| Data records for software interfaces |
#####
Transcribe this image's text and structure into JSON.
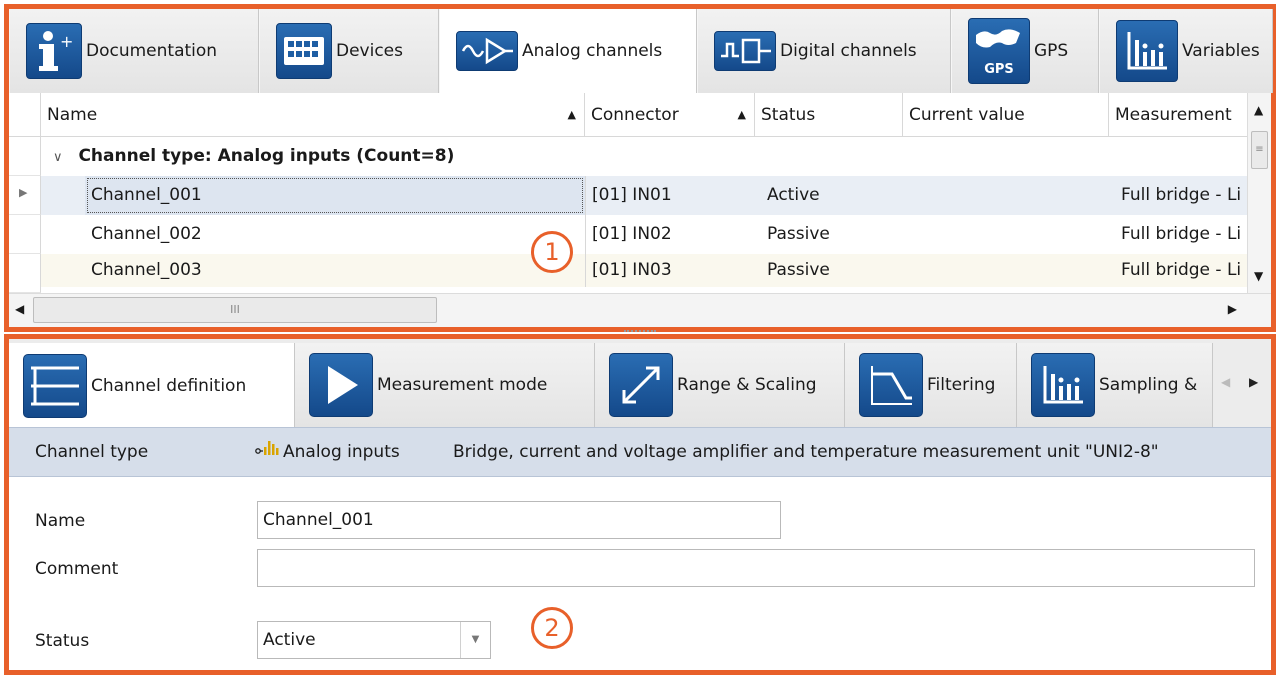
{
  "top_tabs": [
    {
      "label": "Documentation",
      "icon": "info-icon",
      "active": false
    },
    {
      "label": "Devices",
      "icon": "devices-icon",
      "active": false
    },
    {
      "label": "Analog channels",
      "icon": "analog-channels-icon",
      "active": true
    },
    {
      "label": "Digital channels",
      "icon": "digital-channels-icon",
      "active": false
    },
    {
      "label": "GPS",
      "icon": "gps-icon",
      "active": false,
      "icon_text": "GPS"
    },
    {
      "label": "Variables",
      "icon": "variables-icon",
      "active": false
    }
  ],
  "grid": {
    "columns": [
      "Name",
      "Connector",
      "Status",
      "Current value",
      "Measurement"
    ],
    "group": "Channel type: Analog inputs (Count=8)",
    "rows": [
      {
        "name": "Channel_001",
        "connector": "[01] IN01",
        "status": "Active",
        "current": "",
        "measurement": "Full bridge - Li"
      },
      {
        "name": "Channel_002",
        "connector": "[01] IN02",
        "status": "Passive",
        "current": "",
        "measurement": "Full bridge - Li"
      },
      {
        "name": "Channel_003",
        "connector": "[01] IN03",
        "status": "Passive",
        "current": "",
        "measurement": "Full bridge - Li"
      }
    ],
    "hscroll_thumb": "III"
  },
  "callouts": [
    "1",
    "2"
  ],
  "bottom_tabs": [
    {
      "label": "Channel definition",
      "icon": "channel-definition-icon",
      "active": true
    },
    {
      "label": "Measurement mode",
      "icon": "measurement-mode-icon",
      "active": false
    },
    {
      "label": "Range & Scaling",
      "icon": "range-scaling-icon",
      "active": false
    },
    {
      "label": "Filtering",
      "icon": "filtering-icon",
      "active": false
    },
    {
      "label": "Sampling &",
      "icon": "sampling-icon",
      "active": false
    }
  ],
  "info_bar": {
    "label": "Channel type",
    "type": "Analog inputs",
    "description": "Bridge, current and voltage amplifier and temperature measurement unit \"UNI2-8\""
  },
  "form": {
    "name_label": "Name",
    "name_value": "Channel_001",
    "comment_label": "Comment",
    "comment_value": "",
    "status_label": "Status",
    "status_value": "Active"
  },
  "colors": {
    "accent": "#e8602a",
    "icon_blue": "#1f5ea3",
    "info_bar": "#d6deea",
    "selected_row": "#e9eef5"
  }
}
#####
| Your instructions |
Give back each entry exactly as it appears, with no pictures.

| Response area |
Transcribe this image's text and structure into JSON.
{
  "top_tabs": [
    {
      "label": "Documentation",
      "icon": "info-icon",
      "active": false
    },
    {
      "label": "Devices",
      "icon": "devices-icon",
      "active": false
    },
    {
      "label": "Analog channels",
      "icon": "analog-channels-icon",
      "active": true
    },
    {
      "label": "Digital channels",
      "icon": "digital-channels-icon",
      "active": false
    },
    {
      "label": "GPS",
      "icon": "gps-icon",
      "active": false,
      "icon_text": "GPS"
    },
    {
      "label": "Variables",
      "icon": "variables-icon",
      "active": false
    }
  ],
  "grid": {
    "columns": [
      "Name",
      "Connector",
      "Status",
      "Current value",
      "Measurement"
    ],
    "group": "Channel type: Analog inputs (Count=8)",
    "rows": [
      {
        "name": "Channel_001",
        "connector": "[01] IN01",
        "status": "Active",
        "current": "",
        "measurement": "Full bridge - Li"
      },
      {
        "name": "Channel_002",
        "connector": "[01] IN02",
        "status": "Passive",
        "current": "",
        "measurement": "Full bridge - Li"
      },
      {
        "name": "Channel_003",
        "connector": "[01] IN03",
        "status": "Passive",
        "current": "",
        "measurement": "Full bridge - Li"
      }
    ],
    "hscroll_thumb": "III"
  },
  "callouts": [
    "1",
    "2"
  ],
  "bottom_tabs": [
    {
      "label": "Channel definition",
      "icon": "channel-definition-icon",
      "active": true
    },
    {
      "label": "Measurement mode",
      "icon": "measurement-mode-icon",
      "active": false
    },
    {
      "label": "Range & Scaling",
      "icon": "range-scaling-icon",
      "active": false
    },
    {
      "label": "Filtering",
      "icon": "filtering-icon",
      "active": false
    },
    {
      "label": "Sampling &",
      "icon": "sampling-icon",
      "active": false
    }
  ],
  "info_bar": {
    "label": "Channel type",
    "type": "Analog inputs",
    "description": "Bridge, current and voltage amplifier and temperature measurement unit \"UNI2-8\""
  },
  "form": {
    "name_label": "Name",
    "name_value": "Channel_001",
    "comment_label": "Comment",
    "comment_value": "",
    "status_label": "Status",
    "status_value": "Active"
  },
  "colors": {
    "accent": "#e8602a",
    "icon_blue": "#1f5ea3",
    "info_bar": "#d6deea",
    "selected_row": "#e9eef5"
  }
}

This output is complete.